Several other parents and their children, who declined to be identified because they either didn’t want to “create waves with the district,” or bring undue attention to their children who they said are already targets of bullies, shared Heinchon’s sentiments. The parents also shared a similar consensus that violence can happen anywhere and violent behavior is hard to predict.
Terrell, however, said forewarning behavior often occurs but is overlooked.
“In some cases, the warning signs are obvious — threats, statements made on social media, journals or blogs that allude to violent acts,” he said. “In others, it seems to come with very little warning. The reality is that this can happen anywhere — I think everyone should be mindful of the possibility regardless of where they live.”
Another Killeen teen is facing a criminal charge after police said he made a violent threat on social media.
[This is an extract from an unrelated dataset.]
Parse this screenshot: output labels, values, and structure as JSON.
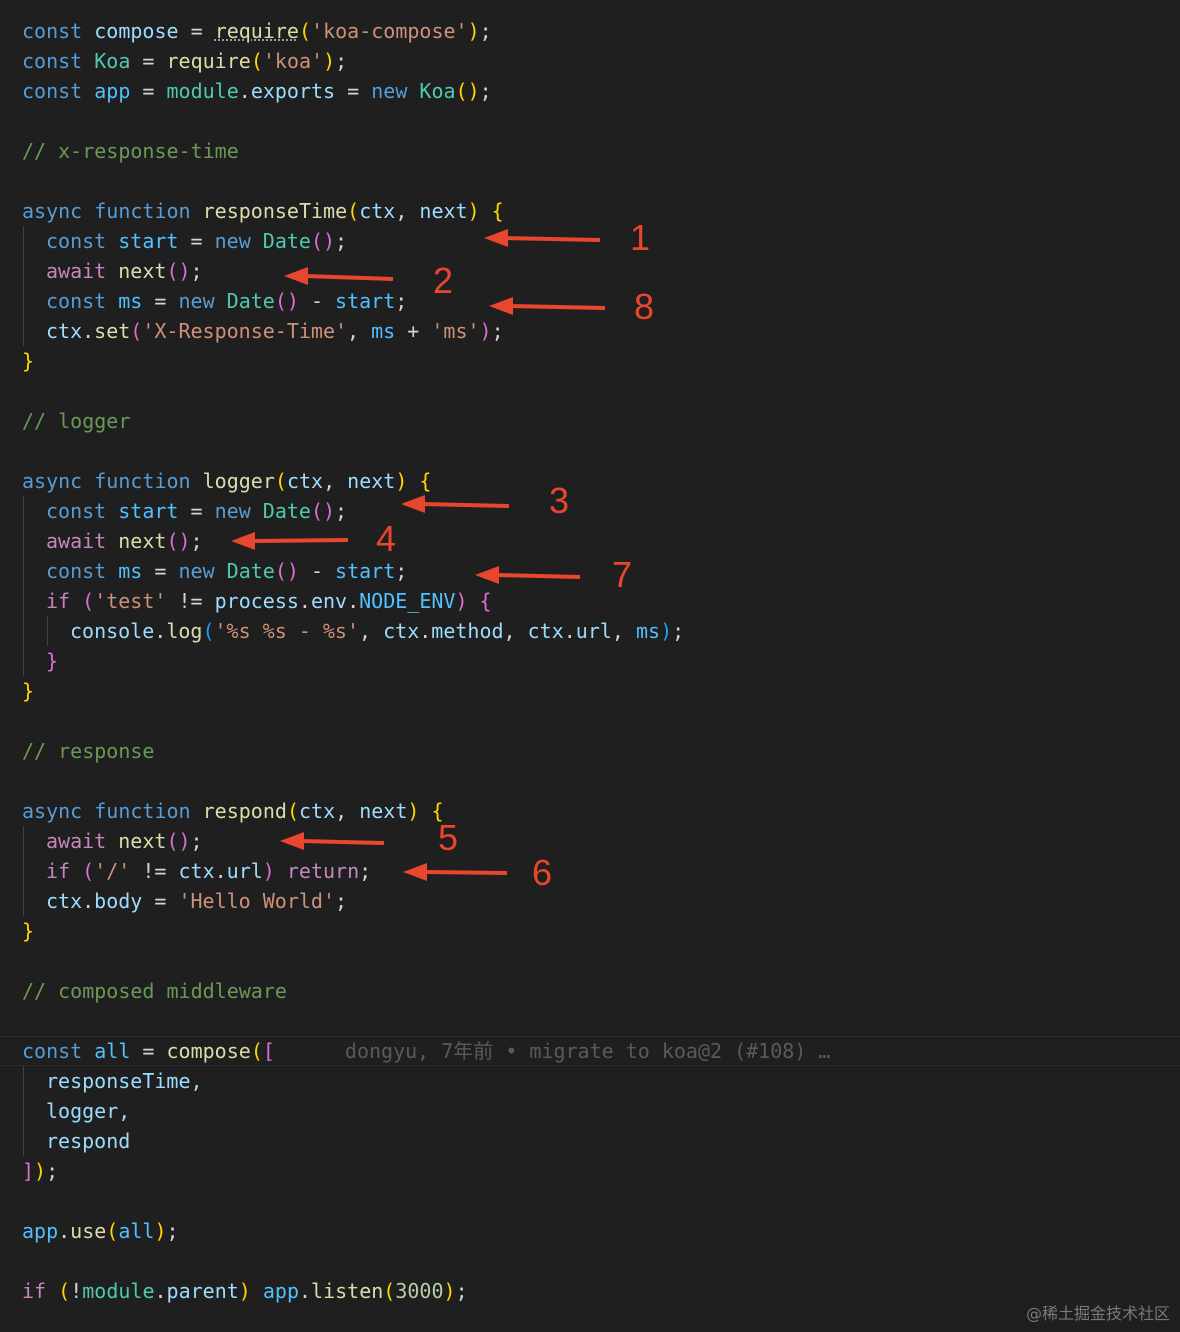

According to an arrest affidavit, Keshon German Horton, 17, wrote a message on his Twitter account Monday.
“(Expletive) it, I got a surprise for KHS tomorrow ima just sandy hook elm that hoe, not a threat just a fact,” the message read.
Horton was arrested after Killeen police discovered the message. He was arraigned on a misdemeanor charge of terroristic threat.
The message was detected by the Killeen Police Department, which notified Killeen ISD’s police force. The threat resulted in the assignment of additional police officers at two high schools, the affidavit stated.
Many parents don’t fault the district for what students bring to school. Some say the Killeen district responded accordingly when recent incidents occurred and the students were punished.
Ultimately, Heinchon said kids emulate behaviors they see either at home or on TV and parent involvement and nurturing are crucial to kids who are at risk of “going down the wrong path.”
“We aren’t raising our kids these days; TV and social media are,” Heinchon said. “Especially if mom and dad aren’t around, kids fall through the cracks.”
To prevent latch-key kids from getting into mischief, the Clements Boys & Girls Club operates club after-school programs in 15 locations within the Killeen school district. The club began surveying members through the National Outcome Initiative Survey in 2013.
That year, 488 teens were asked about safety and 93 percent stated they felt safe at the club’s after-school sites, as safe as anywhere else they might go, according to the survey.
“As a community, we need to make sure we are providing our youth with safe places to go and meaningful positive experiences, especially in times when parents are working after school and summer,” said Jon Charles of the Boys & Girls Clubs of Central Texas. “Our partnership with KISD and the community continues to move on that path. Parents need to join us in helping our youth have the skills and knowledge to stay safe, in continuing support of community organizations that are addressing the issues our youth face today.”
Chris McGuinness contributed to this report.